This clause may be compared with the provision in Article 67 which lays down that the courts of the occupying authorities are to "take into consideration the fact that the accused is not a national of the Occupying Power". Consideration must, in fact, be given to the particular position in which the protected person finds himself. He is not a national of the Occupying Power, but on the contrary the inhabitant of a country which is suffering as a result of its invasion and occupation by its enemies. The judge should take these extenuating circumstances into account and reduce the penalty accordingly.
The words "duty of allegiance" constitute an acknowledgment of the fundamental principle according to which the occupation does not sever the bond existing between the inhabitants and the conquered State. Protected persons must nevertheless obey legitimate orders issued by the Occupying Power (7).
This provision is also to be found in Articles 87 and 100 of the Third Convention and in Article 118 of the present Convention.
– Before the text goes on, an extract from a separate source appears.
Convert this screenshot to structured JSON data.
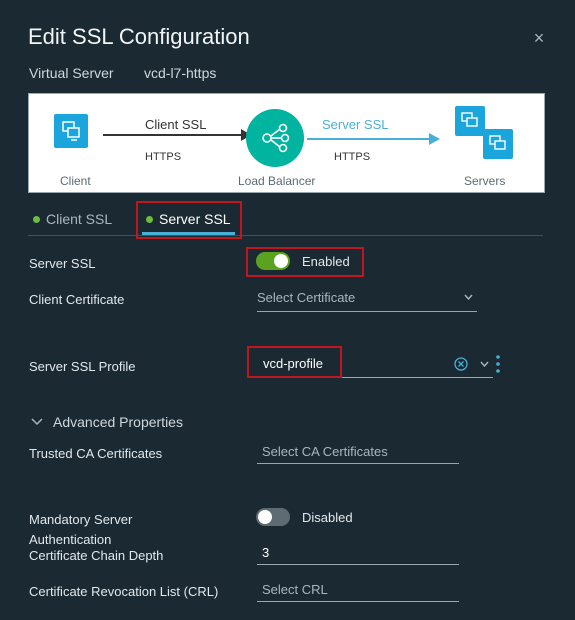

This clause originated in a proposal made at the XVIIth International Red Cross Conference by the International Union for Child [p.347] Welfare (8). It makes eighteen years the absolute age limit below which the death penalty may not be inflicted, even if all the other conditions which make that penalty applicable are present.
The clause corresponds to similar provisions in the penal codes of many countries, and is based on the idea that a person who has not reached the age of eighteen years is not fully capable of sound judgment, does not always realize the significance of his actions and often acts under the influence of others, if not under constraint.
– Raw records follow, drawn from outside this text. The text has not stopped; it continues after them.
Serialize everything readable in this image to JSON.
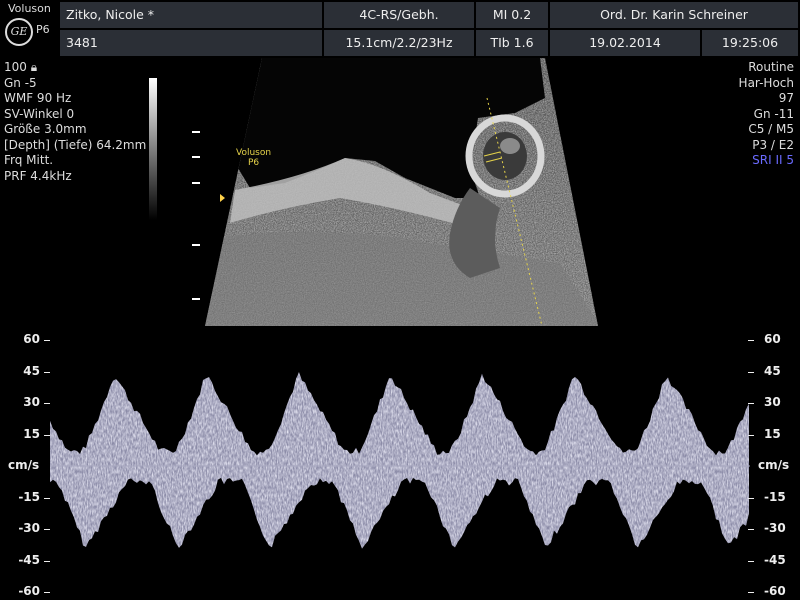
{
  "logo": {
    "brand": "Voluson",
    "mark": "GE",
    "probe": "P6"
  },
  "header": {
    "patient_name": "Zitko, Nicole  *",
    "mode": "4C-RS/Gebh.",
    "mi": "MI  0.2",
    "doctor": "Ord. Dr. Karin Schreiner",
    "patient_id": "3481",
    "depth_freq": "15.1cm/2.2/23Hz",
    "tib": "TIb  1.6",
    "date": "19.02.2014",
    "time": "19:25:06"
  },
  "params_left": [
    "100",
    "Gn  -5",
    "WMF 90 Hz",
    "SV-Winkel  0",
    "Größe  3.0mm",
    "[Depth] (Tiefe) 64.2mm",
    "Frq Mitt.",
    "PRF  4.4kHz"
  ],
  "params_right": [
    "Routine",
    "Har-Hoch",
    "97",
    "Gn -11",
    "C5 / M5",
    "P3 / E2",
    "SRI II 5"
  ],
  "image_label": {
    "brand": "Voluson",
    "probe": "P6"
  },
  "colors": {
    "header_bg": "#2b2f36",
    "sri": "#6a6aff",
    "probe_label": "#e6d34a",
    "cursor": "#e6d34a"
  },
  "doppler": {
    "unit": "cm/s",
    "ticks_left": [
      "60",
      "45",
      "30",
      "15",
      "-15",
      "-30",
      "-45",
      "-60"
    ],
    "ticks_right": [
      "60",
      "45",
      "30",
      "15",
      "-15",
      "-30",
      "-45",
      "-60"
    ],
    "range": [
      -60,
      60
    ]
  }
}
Notes: (1) [(2) p.342] For the discussions leading to the adoption of
this Article, see ' Final Record, ' Vol. I, p. 123; Vol.
II-A, pp. 673, 765-768, 788, 810, 833, 858; Vol. II-B, pp.
195, 424; Vol. III, pp. 140-141;

(2) [(1) p.343] See ' Final Record of the Diplomatic
Conference of Geneva of 1949, ' Vol. II-A, pp. 765-768;
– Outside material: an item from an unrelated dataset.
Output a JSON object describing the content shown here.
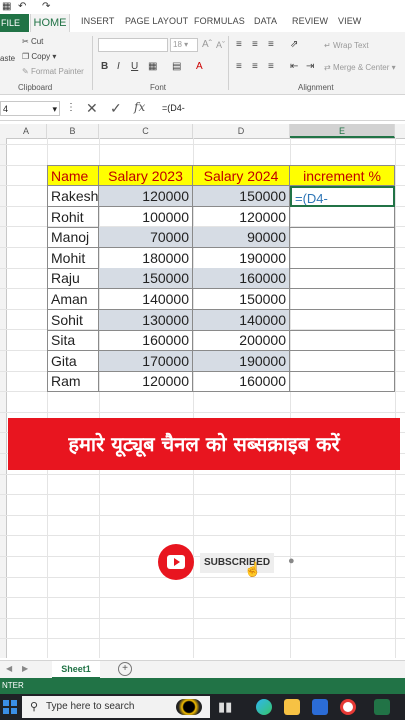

(3) [(1) p.344] See ' Final Record of the Democratic
Conference of Geneva of 1949, ' Vol. II-A, pp. 765-768;

(4) [(2) p.344] For a definition of espionage, see p. 57;

(5) [(1) p.345] One was the delegation of the United States,
which signed the following reservation: "The United States
reserve the right to impose the death penalty in
accordance with the provisions of Article 68, paragraph 2,
without regard to whether the offences referred to therein
are punishable by death under the law of the occupied
territory at the time the occupation begins."
Similar reservations were made by the United Kingdom,
Canada, New Zealand and the Netherlands. (See ' Final
Record, ' Vol. I, pp. 346, 349, 352-353.);

(6) [(1) p.346] Deportation cannot be inflicted, however,
since Article 76 lays down that protected persons must
serve their sentence in occupied territory;

(7) [(2) p.346] See ' Final Record of the Diplomatic
Conference of Geneva of 1949, ' Vol. II-A, pp. 673-674;

(8) [(1) p.347] See ' Summary of the debates of the
Sub-Commissions of the Legal Commission ', p. 79;